In Kenya, the study of blood components in children with falciparum malaria failed to demonstrate any link between thrombocytopenia and SM or lethality . However albeit fivefold more important, this study suffered from several weaknesses, both in design and analysis, i.e., no control of confounders such as iron deficiency (ruled out in our previous work), low in-hospital mortality hindering the detection of differences between survivors and non-survivors, pooled analysis of SM rather than per clinical forms .
Interestingly, our precursor results are now in keeping with those of very large study conducted in Papua, Indonesia (> 200,000 patients), which showed that severe malarial thrombocytopenia (platelets < 50,000/mm3) was associated with an independent risk of death, alone (adjusted OR 2.77; 95% CI 2.20 - 3.48) or together with severe malarial anemia (adjusted OR 13.76; 95% CI 10.22 - 18.54) .
HIV infection may constitute a significant bias in countries with 10 p. cents or more HIV prevalence . Nonetheless, it was not the case for Senegal during the study period, since the HIV prevalence for children was estimated less than 0.1 p. cent in the 1990’s and AIDS was diagnosed in less than 0.2 p. cent of our children [35,36].
Another important issue of this survey is the overlap between thrombocytopenia and the two other leading conditions associated with malaria (i.e., impaired consciousness and respiratory distress), which had the same sensitivity and negative predictive value in assessing the outcome than fifteen WHO (2000) criteria joined together.
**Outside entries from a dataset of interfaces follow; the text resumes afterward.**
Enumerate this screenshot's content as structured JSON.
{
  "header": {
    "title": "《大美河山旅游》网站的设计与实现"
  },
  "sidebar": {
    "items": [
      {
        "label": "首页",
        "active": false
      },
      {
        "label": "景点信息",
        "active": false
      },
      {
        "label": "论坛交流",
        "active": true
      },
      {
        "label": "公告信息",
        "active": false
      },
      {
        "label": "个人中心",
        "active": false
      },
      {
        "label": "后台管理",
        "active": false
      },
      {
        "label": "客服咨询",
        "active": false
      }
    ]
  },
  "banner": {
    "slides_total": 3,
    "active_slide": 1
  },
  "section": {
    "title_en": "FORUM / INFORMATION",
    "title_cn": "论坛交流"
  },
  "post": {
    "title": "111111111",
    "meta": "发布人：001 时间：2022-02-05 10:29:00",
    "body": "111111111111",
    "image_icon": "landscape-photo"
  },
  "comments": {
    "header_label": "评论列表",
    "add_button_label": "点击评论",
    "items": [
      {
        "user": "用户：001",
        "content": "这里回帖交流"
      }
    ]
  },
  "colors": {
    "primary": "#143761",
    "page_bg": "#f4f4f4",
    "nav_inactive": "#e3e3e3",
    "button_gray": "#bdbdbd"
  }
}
A great sensitivity and a high negative predictive value are required to ensure the triage of SM cases at the district level. Finally, in Dakar, the impact of assessing platelet counts in pediatric malaria led to simplify both diagnosis and prognosis of SM.
In conclusion, in the low transmission area of Dakar, Senegal, both 1990 and 2000 WHO definitions were suitable to detect high-risk children with SM. Furthermore, thrombocytopenia, defined as a platelet count lower than 100,000/mm3, was a useful indicator of life-threatening malaria. Also, despite the absence of robust association between thrombocytopenia and SM (as defined by WHO criteria) owing to a lack of statistical power, the inverse correlation between admission platelet counts and two pediatric scoring systems of illness severity encourages us to consider thrombocytopenia as an additional marker of malaria severity in non-immune African children.
We thank the medical and nursing staff of the Paediatric Department from the “Hôpital Principal” for their dedicated contributions to patient management. We also thank Drs Stéphane Leteurtre, Christophe Rogier for helpful discussions and Dr Hicham Drissi for his critical reading of the manuscript.